The featured trail this week is Point Farms Provincial Park (#6 in the Hiking Guide). The hike on Sunday afternoon on November 4th was well attended by 19 hikers and three dogs who enjoyed a nice dry fall afternoon. The park was open for day use and camping from May 11th to October 9th but most hikers prefer to hike the trails in the closed season, parking near the entrance gate. The trails are now well marked with maps at most junctions and the trails with grass are frequently cut making a great hiking surface. The South Farms Trail is subject to flooding, and when using the ravine trail and going along the beach to meet up with the other trails, it is often difficult or impossible to cross the creek without getting wet. On Sunday it would have taken quite a good leap to get across. I would love to see a bridge across the creek similar to the one near the South end of the park. On Sunday as we were starting our hike we met two hunters leaving. There is no mention in the current Hiking Guide of hunting as a use although it was mentioned in the 2006 edition. I tried to find out details on the internet which eventually showed that hunting is permitted in about 130 Provincial parks including Point Farms, which site indicated small game hunting is permitted after the park closing in October. Point Farms staff (519.524.7124) told me hunting is permitted from Oct 10th to Dec 31st. Personally I would love to have no hunting in all provincial parks (except, where due to lack of predators, culling is necessary), failing that perhaps hunting should only be allowed on certain days of the week.

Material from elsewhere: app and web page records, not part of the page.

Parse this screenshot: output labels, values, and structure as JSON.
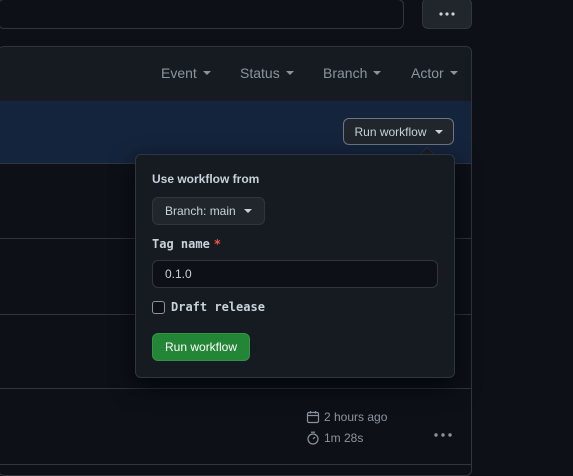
{
  "filters": {
    "event": "Event",
    "status": "Status",
    "branch": "Branch",
    "actor": "Actor"
  },
  "run_trigger": {
    "label": "Run workflow"
  },
  "popover": {
    "heading": "Use workflow from",
    "branch_button": "Branch: main",
    "tag_label": "Tag name",
    "required_marker": "*",
    "tag_value": "0.1.0",
    "draft_label": "Draft release",
    "draft_checked": false,
    "submit_label": "Run workflow"
  },
  "run_meta": {
    "time_ago": "2 hours ago",
    "duration": "1m 28s"
  },
  "colors": {
    "accent_green": "#238636",
    "banner_blue": "#15243d",
    "required_red": "#f85149"
  },
  "icons": {
    "top_kebab": "kebab-horizontal-icon",
    "row_kebab": "kebab-horizontal-icon",
    "calendar": "calendar-icon",
    "stopwatch": "stopwatch-icon",
    "caret": "triangle-down-icon"
  }
}
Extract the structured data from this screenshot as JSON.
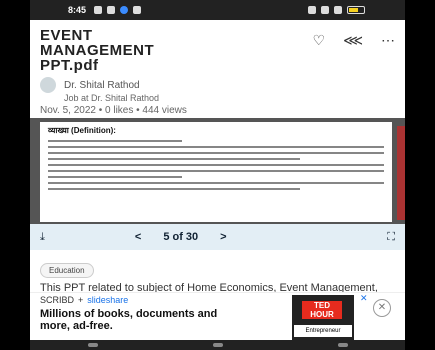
{
  "status": {
    "time": "8:45"
  },
  "doc": {
    "title": "EVENT MANAGEMENT PPT.pdf",
    "author": "Dr. Shital Rathod",
    "job": "Job at Dr. Shital Rathod",
    "meta": "Nov. 5, 2022 • 0 likes • 444 views"
  },
  "slide": {
    "heading": "व्याख्या (Definition):"
  },
  "toolbar": {
    "prev": "<",
    "page": "5 of 30",
    "next": ">"
  },
  "below": {
    "category": "Education",
    "description": "This PPT related to subject of Home Economics, Event Management, Home"
  },
  "ad": {
    "brand1": "SCRIBD",
    "plus": "+",
    "brand2": "slideshare",
    "text": "Millions of books, documents and more, ad-free.",
    "ted": "TED HOUR",
    "ent": "Entrepreneur"
  },
  "icons": [
    "heart-icon",
    "share-icon",
    "more-icon",
    "download-icon",
    "fullscreen-icon",
    "close-icon"
  ]
}
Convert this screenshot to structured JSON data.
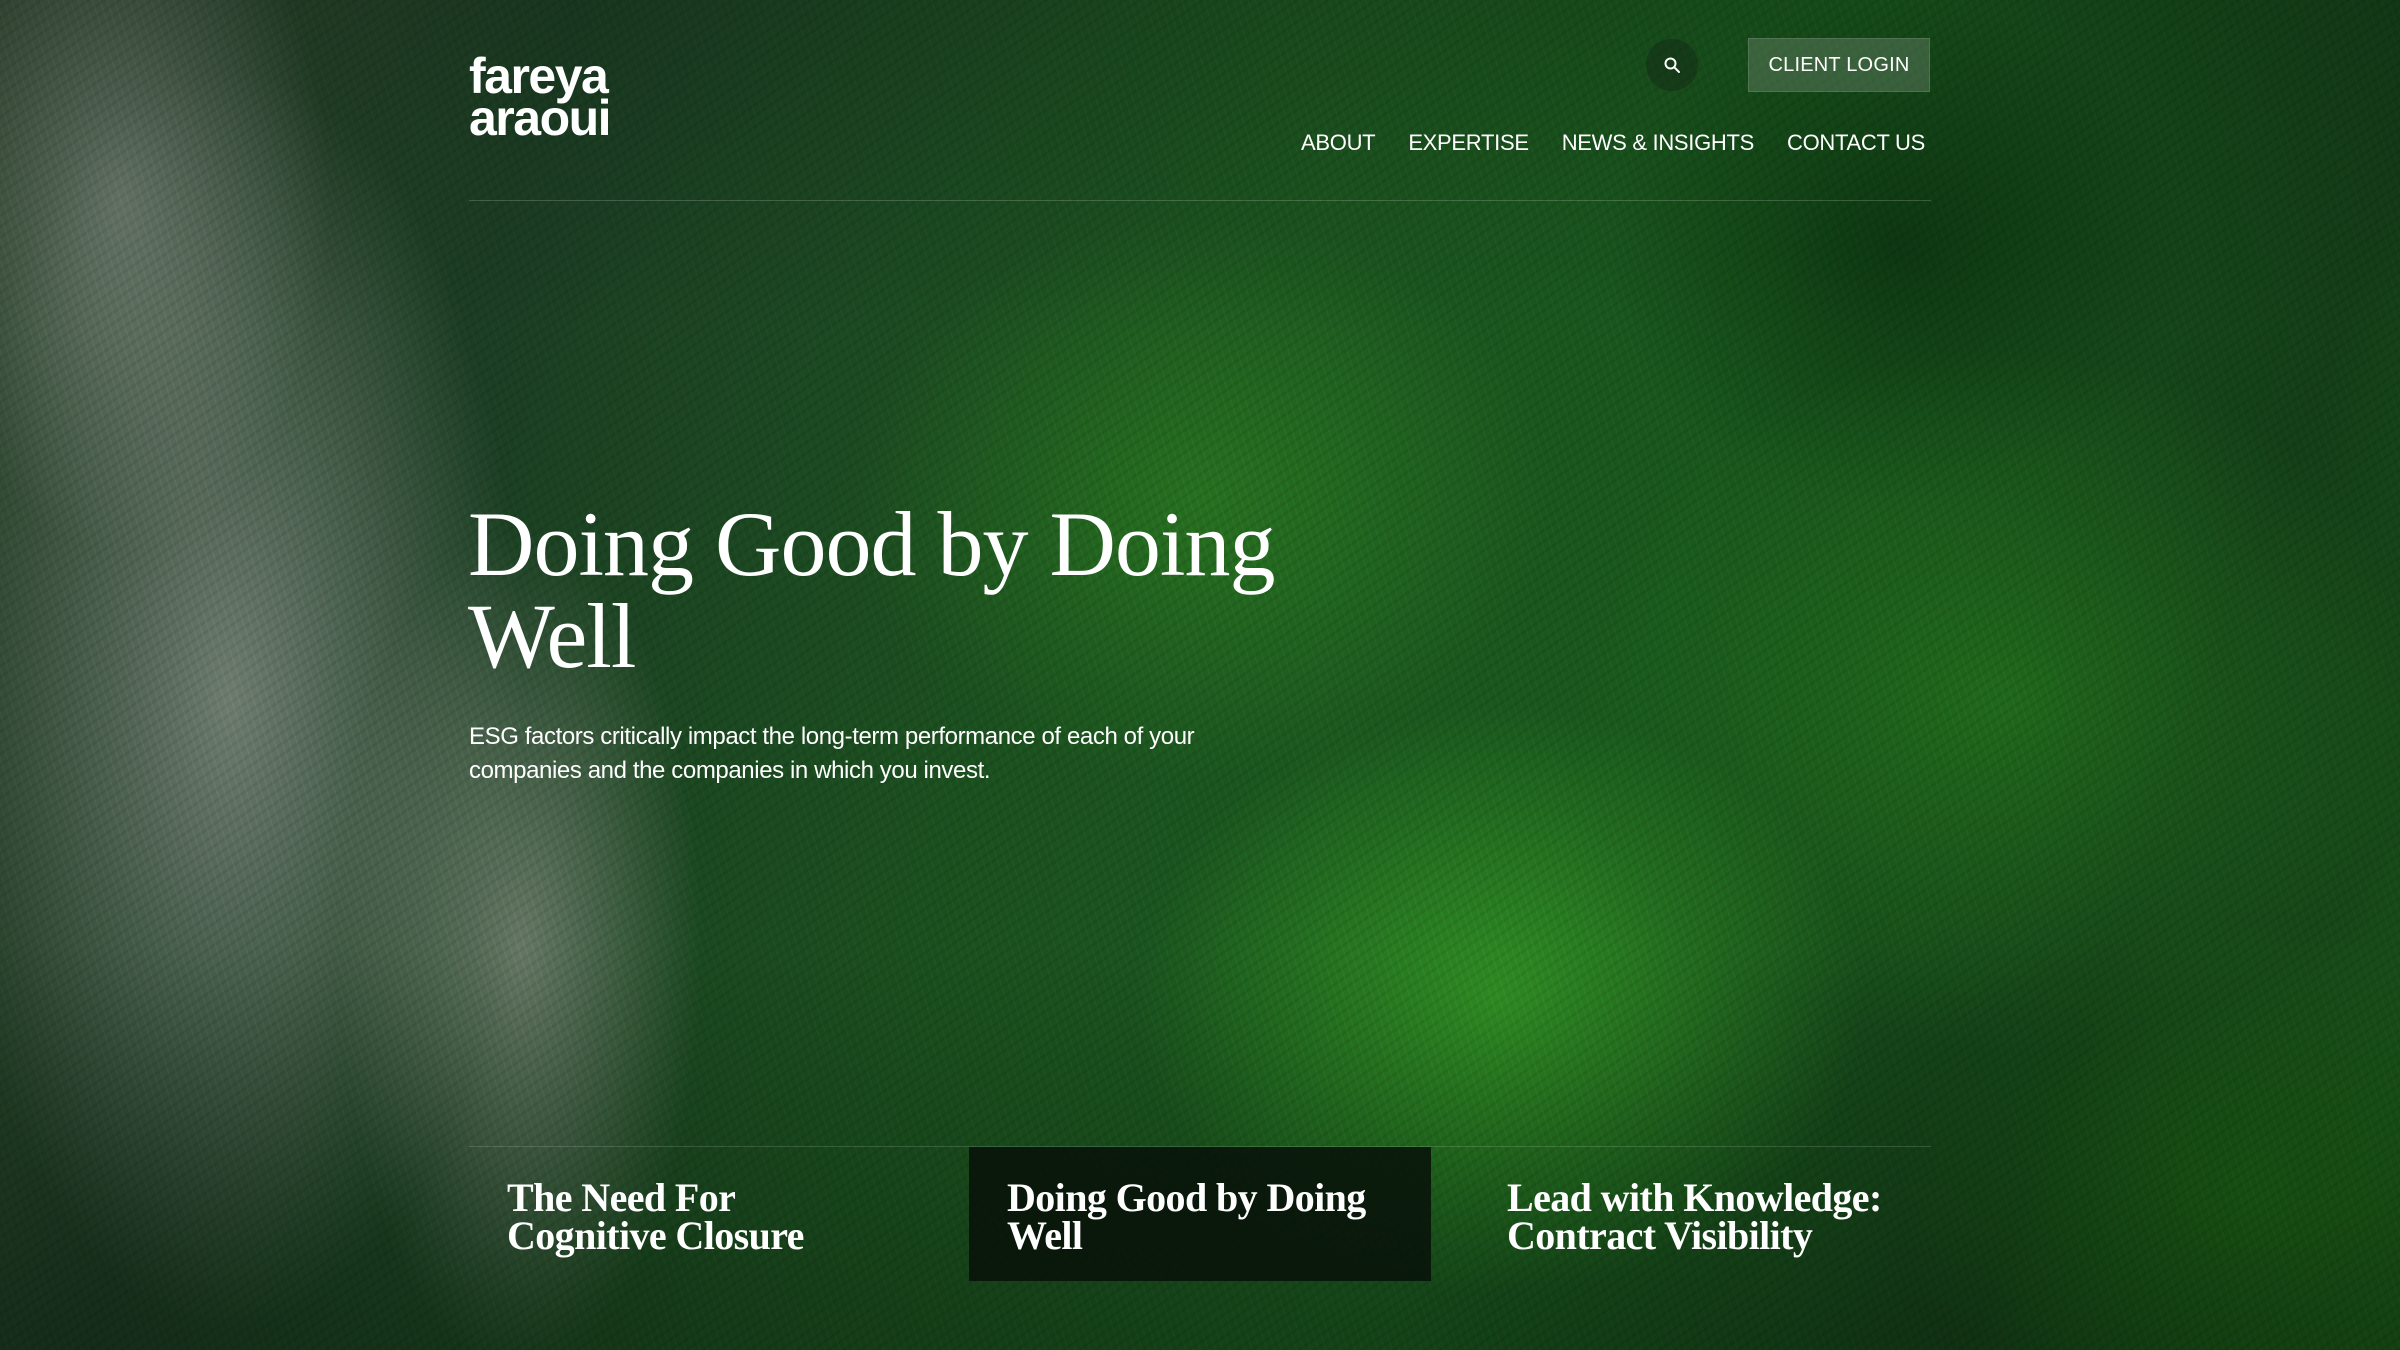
{
  "brand": {
    "logo_line1": "fareya",
    "logo_line2": "araoui"
  },
  "header": {
    "search_icon": "search-icon",
    "client_login_label": "CLIENT LOGIN"
  },
  "nav": {
    "items": [
      {
        "label": "ABOUT"
      },
      {
        "label": "EXPERTISE"
      },
      {
        "label": "NEWS & INSIGHTS"
      },
      {
        "label": "CONTACT US"
      }
    ]
  },
  "hero": {
    "headline": "Doing Good by Doing Well",
    "subtext": "ESG factors critically impact the long-term performance of each of your companies and the companies in which you invest."
  },
  "features": [
    {
      "title": "The Need For Cognitive Closure",
      "active": false
    },
    {
      "title": "Doing Good by Doing Well",
      "active": true
    },
    {
      "title": "Lead with Knowledge: Contract Visibility",
      "active": false
    }
  ],
  "colors": {
    "text": "#ffffff",
    "active_tab_bg": "#08120a",
    "forest_green": "#1b5e1f"
  }
}
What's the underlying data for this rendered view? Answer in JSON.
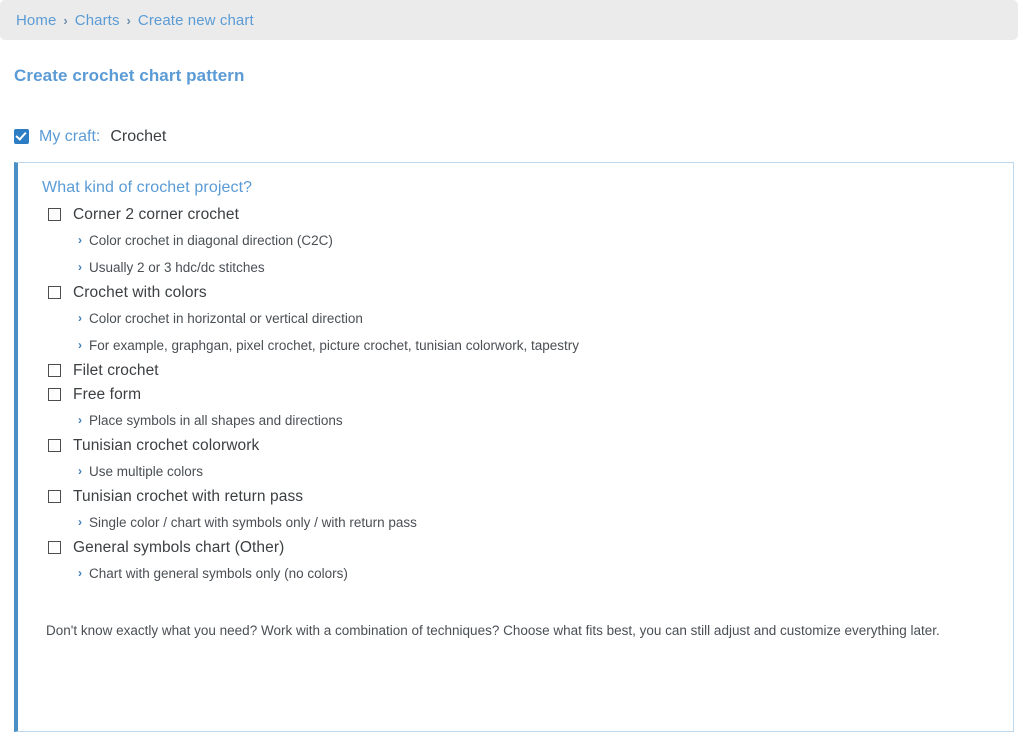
{
  "breadcrumb": {
    "separator": "›",
    "items": [
      {
        "label": "Home"
      },
      {
        "label": "Charts"
      },
      {
        "label": "Create new chart"
      }
    ]
  },
  "page": {
    "title": "Create crochet chart pattern"
  },
  "craft": {
    "checked": true,
    "label": "My craft:",
    "value": "Crochet"
  },
  "panel": {
    "heading": "What kind of crochet project?",
    "chevron": "›",
    "options": [
      {
        "label": "Corner 2 corner crochet",
        "checked": false,
        "details": [
          "Color crochet in diagonal direction (C2C)",
          "Usually 2 or 3 hdc/dc stitches"
        ]
      },
      {
        "label": "Crochet with colors",
        "checked": false,
        "details": [
          "Color crochet in horizontal or vertical direction",
          "For example, graphgan, pixel crochet, picture crochet, tunisian colorwork, tapestry"
        ]
      },
      {
        "label": "Filet crochet",
        "checked": false,
        "details": []
      },
      {
        "label": "Free form",
        "checked": false,
        "details": [
          "Place symbols in all shapes and directions"
        ]
      },
      {
        "label": "Tunisian crochet colorwork",
        "checked": false,
        "details": [
          "Use multiple colors"
        ]
      },
      {
        "label": "Tunisian crochet with return pass",
        "checked": false,
        "details": [
          "Single color / chart with symbols only / with return pass"
        ]
      },
      {
        "label": "General symbols chart (Other)",
        "checked": false,
        "details": [
          "Chart with general symbols only (no colors)"
        ]
      }
    ],
    "note": "Don't know exactly what you need? Work with a combination of techniques? Choose what fits best, you can still adjust and customize everything later."
  },
  "colors": {
    "accent_blue": "#5b9bd5",
    "panel_left_border": "#4a90c4",
    "panel_border": "#bcd8ef",
    "breadcrumb_bg": "#ebebeb",
    "text": "#3c4043",
    "chevron_blue": "#3e7eb8",
    "checkbox_checked_bg": "#2d7dc4"
  }
}
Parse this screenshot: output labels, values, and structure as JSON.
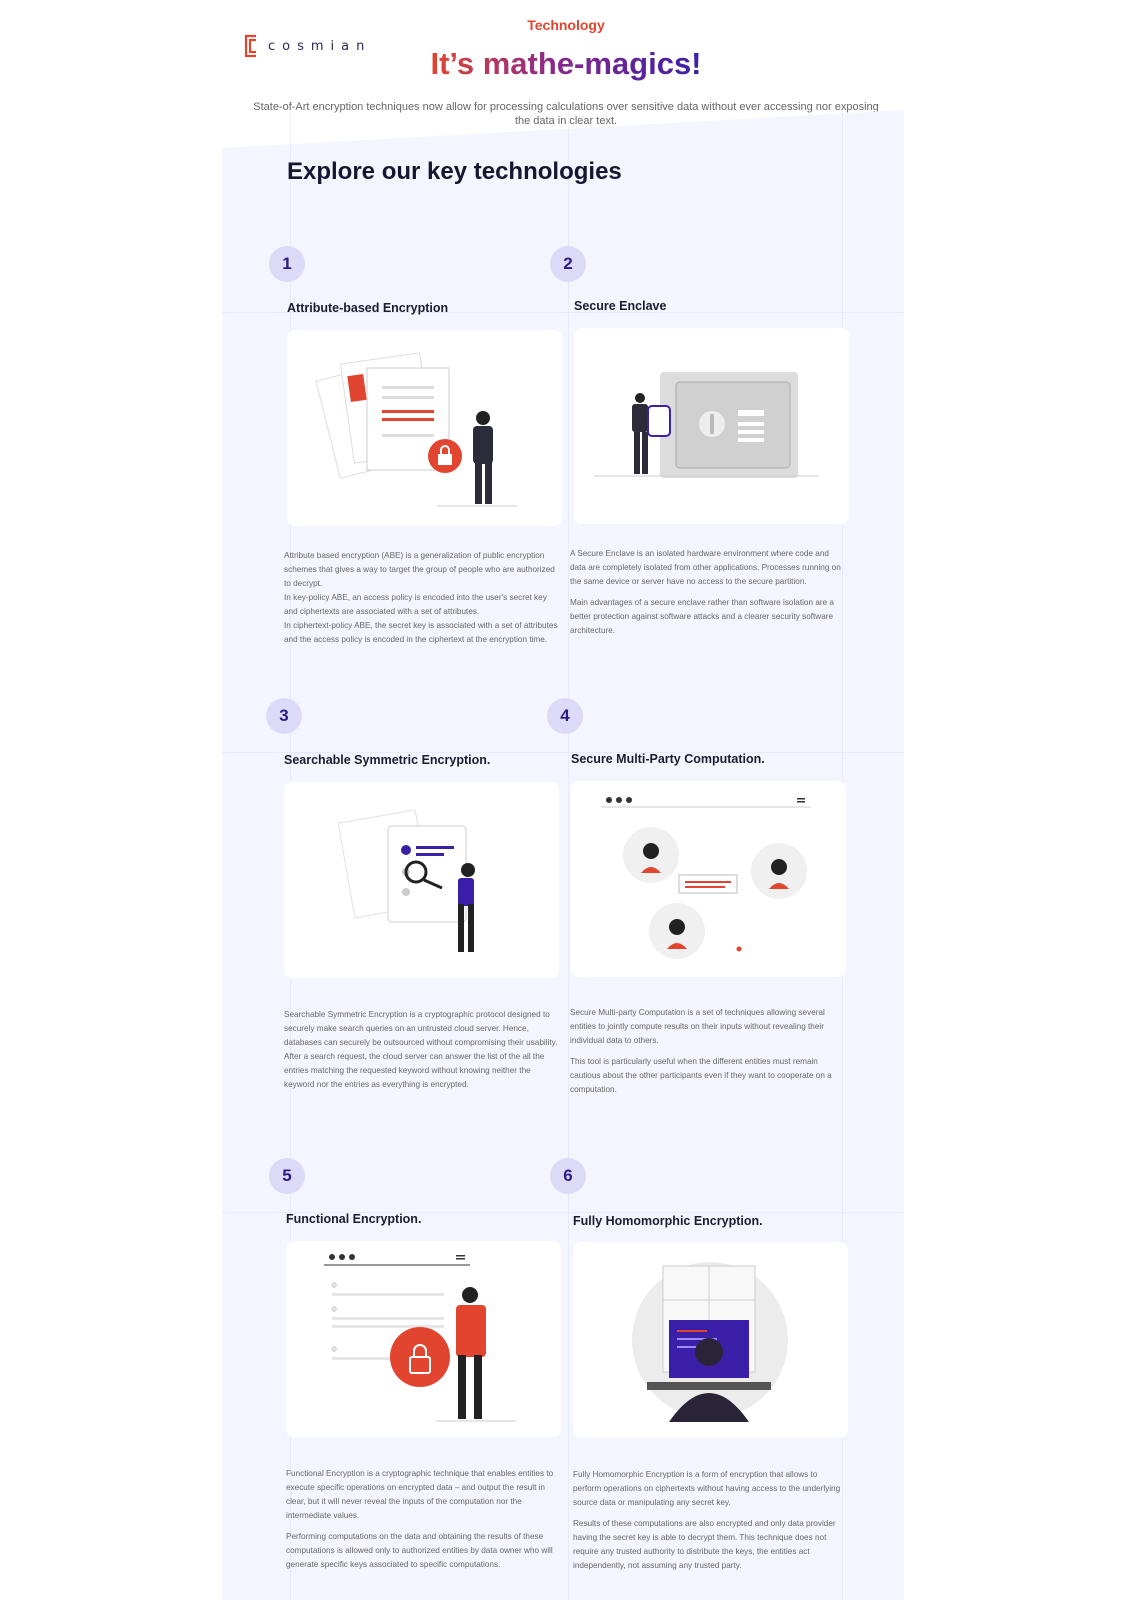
{
  "brand": {
    "name": "cosmian",
    "accent": "#e2452f",
    "secondary": "#3b1fa8"
  },
  "header": {
    "eyebrow": "Technology",
    "title": "It’s mathe-magics!",
    "subtitle": "State-of-Art encryption techniques now allow for processing calculations over sensitive data without ever accessing nor exposing the data in clear text."
  },
  "section_title": "Explore our key technologies",
  "technologies": [
    {
      "number": "1",
      "title": "Attribute-based Encryption",
      "paragraphs": [
        "Attribute based encryption (ABE) is a generalization of  public encryption schemes that gives a way to target the group of people who are authorized to decrypt.\nIn key-policy ABE, an access policy is encoded into the user's secret key and ciphertexts are associated with a set of attributes.\nIn ciphertext-policy ABE, the secret key is associated with a set of attributes and the access policy is encoded in the ciphertext at the encryption time."
      ]
    },
    {
      "number": "2",
      "title": "Secure Enclave",
      "paragraphs": [
        "A Secure Enclave is an isolated hardware environment where code and data are completely isolated from other applications. Processes running on the same device or server have no access to the secure partition.",
        "Main advantages of a secure enclave rather than software isolation are a better protection against software attacks and a clearer security software architecture."
      ]
    },
    {
      "number": "3",
      "title": "Searchable Symmetric Encryption.",
      "paragraphs": [
        "Searchable Symmetric Encryption is a cryptographic protocol designed to securely make search queries on an untrusted cloud server. Hence, databases can securely be outsourced without compromising their usability.\nAfter a search request, the cloud server can answer the list of the all the entries matching the requested keyword without knowing neither the keyword nor the entries as everything is encrypted."
      ]
    },
    {
      "number": "4",
      "title": "Secure Multi-Party Computation.",
      "paragraphs": [
        "Secure Multi-party Computation is a set of techniques allowing several entities to jointly compute results on their inputs without revealing their individual data to others.",
        "This tool is particularly useful when the different entities must remain cautious about the other participants even if they want to cooperate on a computation."
      ]
    },
    {
      "number": "5",
      "title": "Functional Encryption.",
      "paragraphs": [
        "Functional Encryption is a cryptographic technique that enables entities to execute specific operations on encrypted data – and output the result in clear, but it will never reveal the inputs of the computation nor the intermediate values.",
        "Performing computations on the data and obtaining the results of these computations is allowed only to authorized entities by data owner who will generate specific keys associated to specific computations."
      ]
    },
    {
      "number": "6",
      "title": "Fully Homomorphic Encryption.",
      "paragraphs": [
        "Fully Homomorphic Encryption is a form of encryption that allows to perform operations on ciphertexts without having access to the underlying source data or manipulating any secret key.",
        "Results of these computations are also encrypted and only data provider having the secret key is able to decrypt them. This technique does not require any trusted authority to distribute the keys, the entities act independently, not assuming any trusted party."
      ]
    }
  ],
  "illustrations": [
    "document-lock-illustration",
    "safe-vault-illustration",
    "document-search-illustration",
    "multi-party-chat-illustration",
    "browser-lock-illustration",
    "computer-window-illustration"
  ]
}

My memorable moments in the park include leaping over the puddles on the S trail and also getting a bit lost before there were maps at the junctions. There were great sights of ice build-up on the beach in winter and on one outing a hiker slipped on the ice and broke her wrist.
Point Farms has an interesting history. The original 60 guest hotel was built in 1870 but burned down in 1872. The new Point Farms hotel opened on Dominion day in 1874 with 200 guest rooms, and a dining room which could seat 300 persons at a time. The Goderich Illustrated Signal Star write up of March 1889 stated,” We are quite justified in saying ‘The Point Farm’ is a household word throughout the Dominion and in every State of the Union.” David Yates’ article in the May 13, 2011 “Focus” reported that the hotel at its peak in the 1870s played host to North America’s elite including Labatts, Carlings, General W.T. Sherman and future US President Chester Arthur. The hotel closed in 1915 and the property was sold in 1920 and dismantled, a salvage company selling off the parts including the valuable hemlock boards. You can read more about the history in the above mentioned articles or in the MTA 2017 Winter newsletter.
On November 1st in Goderich I counted ten black squirrels scuttling around. On my drive back from Sarnia on Nov 3rd I noticed a flock of several hundred geese flying near Northville. Birds are now more obvious with the leaves off the trees but usually while hiking it spoils the exercise if you keep on stopping to check every bird sighting (we leave that to the keen birders). However I enjoy watching birds at our feeders and recently have seen an Evening Grosbeak (unusual for us but apparently many have been sighted in S Ontario this fall) and we also saw six pine siskins (also unusual for us).
The whole Maitland trail will be closed for gun deer hunting from November 5th to 11th and December 3rd to 9th (However, there is no hunting in the Falls Reserve or GART sections)
The Lobb trail is closed on November 5th and 6th for hunting then closed on November 7th for a week or more for logging the dead ash trees.
Duck hunting season is from September 22nd to January 5th
The Olde Menesetung trail is partially closed due to landslides. The new South entry point in about 380 m along the GART, North of the bridge, where it then descends towards the river.
The section of the Maitland Trail from about 9.5 to 10.5 km is closed for hunting from October 1st through to December 31st.
The November 17th 9:00 AM hike at Lobbs may be moved to another trail depending on when logging has been completed. Contact Patrick Capper 519.606.0016 or email@example.com
The November 24th 1:00 PM River Line Balls Bridge hike has been rescheduled from November 10thLevel 2 leisurely pace about 2 hours. A less-travelled section of the Maitland Trail ending with part of the Ball’s Bridge side trail and a visit to the heritage bridge and its historic plaques. Approx. 5 km. Contact: Beth Ross 519.524.8144
The Tuesday Trompers walk for about an hour at a moderate to slow pace starting at 9:00 AM Contact Al Sanders at firstname.lastname@example.org
The Wednesday hikes start at 9:00 AM for 1.5 to 2 hours at a moderately fast pace. Contact email@example.com
The Friday L.I.F.E. hikers usually meet at 8:10 AM at the Betty Cardno Centre in Clinton and hike for 1.5 hours to 2 hours, one group at a moderate the other group at a moderately fast pace. Contact firstname.lastname@example.org
If you have questions or something of interest for Trail Talk email me Patrick Capper at email@example.com.